### TRY IT
After locating the line that holds "What's the underlying", copy that line and all that follow it word for word through the end of the data, with no pictures.

--- EXTRACTED INFORMATION ---

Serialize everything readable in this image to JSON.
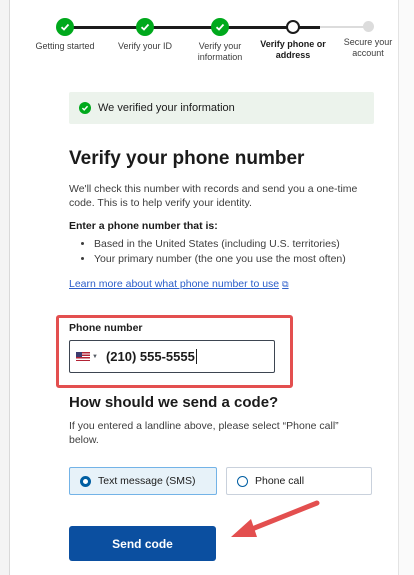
{
  "steps": [
    {
      "label": "Getting started",
      "state": "done"
    },
    {
      "label": "Verify your ID",
      "state": "done"
    },
    {
      "label": "Verify your information",
      "state": "done"
    },
    {
      "label": "Verify phone or address",
      "state": "current"
    },
    {
      "label": "Secure your account",
      "state": "pending"
    }
  ],
  "alert": {
    "text": "We verified your information"
  },
  "page": {
    "title": "Verify your phone number",
    "intro": "We'll check this number with records and send you a one-time code. This is to help verify your identity.",
    "enter_label": "Enter a phone number that is:",
    "bullets": [
      "Based in the United States (including U.S. territories)",
      "Your primary number (the one you use the most often)"
    ],
    "learn_more": "Learn more about what phone number to use"
  },
  "phone": {
    "label": "Phone number",
    "value": "(210) 555-5555"
  },
  "send_method": {
    "title": "How should we send a code?",
    "hint": "If you entered a landline above, please select “Phone call” below.",
    "options": [
      {
        "label": "Text message (SMS)",
        "selected": true
      },
      {
        "label": "Phone call",
        "selected": false
      }
    ]
  },
  "submit": {
    "label": "Send code"
  },
  "colors": {
    "success": "#00a91c",
    "primary": "#0b4fa0",
    "highlight": "#e34f4f",
    "link": "#2c5ec9"
  }
}
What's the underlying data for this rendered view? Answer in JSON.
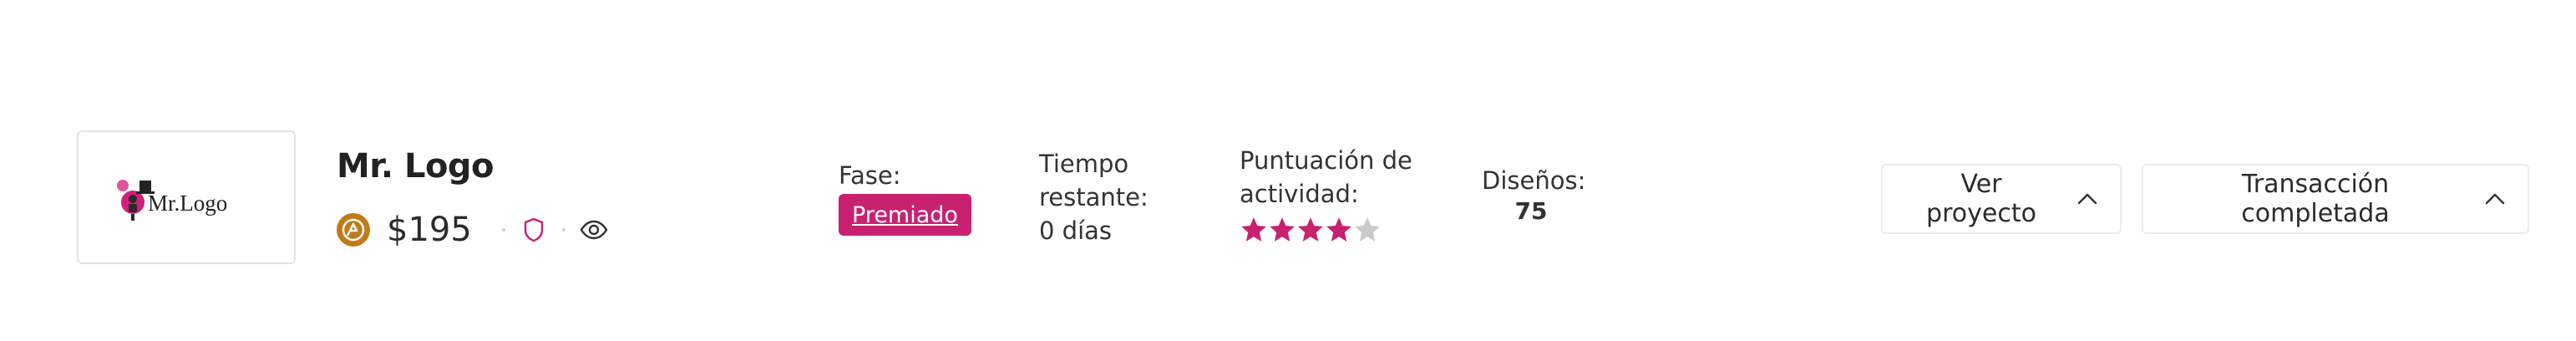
{
  "project": {
    "logo_text": "Mr.Logo",
    "title": "Mr. Logo",
    "price": "$195",
    "icons": {
      "currency": "currency-coin-icon",
      "guarantee": "shield-icon",
      "visibility": "eye-icon"
    }
  },
  "phase": {
    "label": "Fase:",
    "value": "Premiado",
    "badge_color": "#c8216f"
  },
  "time_left": {
    "label": "Tiempo restante:",
    "value": "0 días"
  },
  "activity": {
    "label": "Puntuación de actividad:",
    "rating": 4,
    "max": 5,
    "star_color": "#c8216f",
    "empty_star_color": "#c9c9c9"
  },
  "designs": {
    "label": "Diseños:",
    "count": "75"
  },
  "actions": {
    "view_project": "Ver proyecto",
    "transaction": "Transacción completada"
  }
}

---

### EXERCISE OUTPUT
What's the underlying data for this rendered view? Answer in JSON.
{
  "project": {
    "logo_text": "Mr.Logo",
    "title": "Mr. Logo",
    "price": "$195",
    "icons": {
      "currency": "currency-coin-icon",
      "guarantee": "shield-icon",
      "visibility": "eye-icon"
    }
  },
  "phase": {
    "label": "Fase:",
    "value": "Premiado",
    "badge_color": "#c8216f"
  },
  "time_left": {
    "label": "Tiempo restante:",
    "value": "0 días"
  },
  "activity": {
    "label": "Puntuación de actividad:",
    "rating": 4,
    "max": 5,
    "star_color": "#c8216f",
    "empty_star_color": "#c9c9c9"
  },
  "designs": {
    "label": "Diseños:",
    "count": "75"
  },
  "actions": {
    "view_project": "Ver proyecto",
    "transaction": "Transacción completada"
  }
}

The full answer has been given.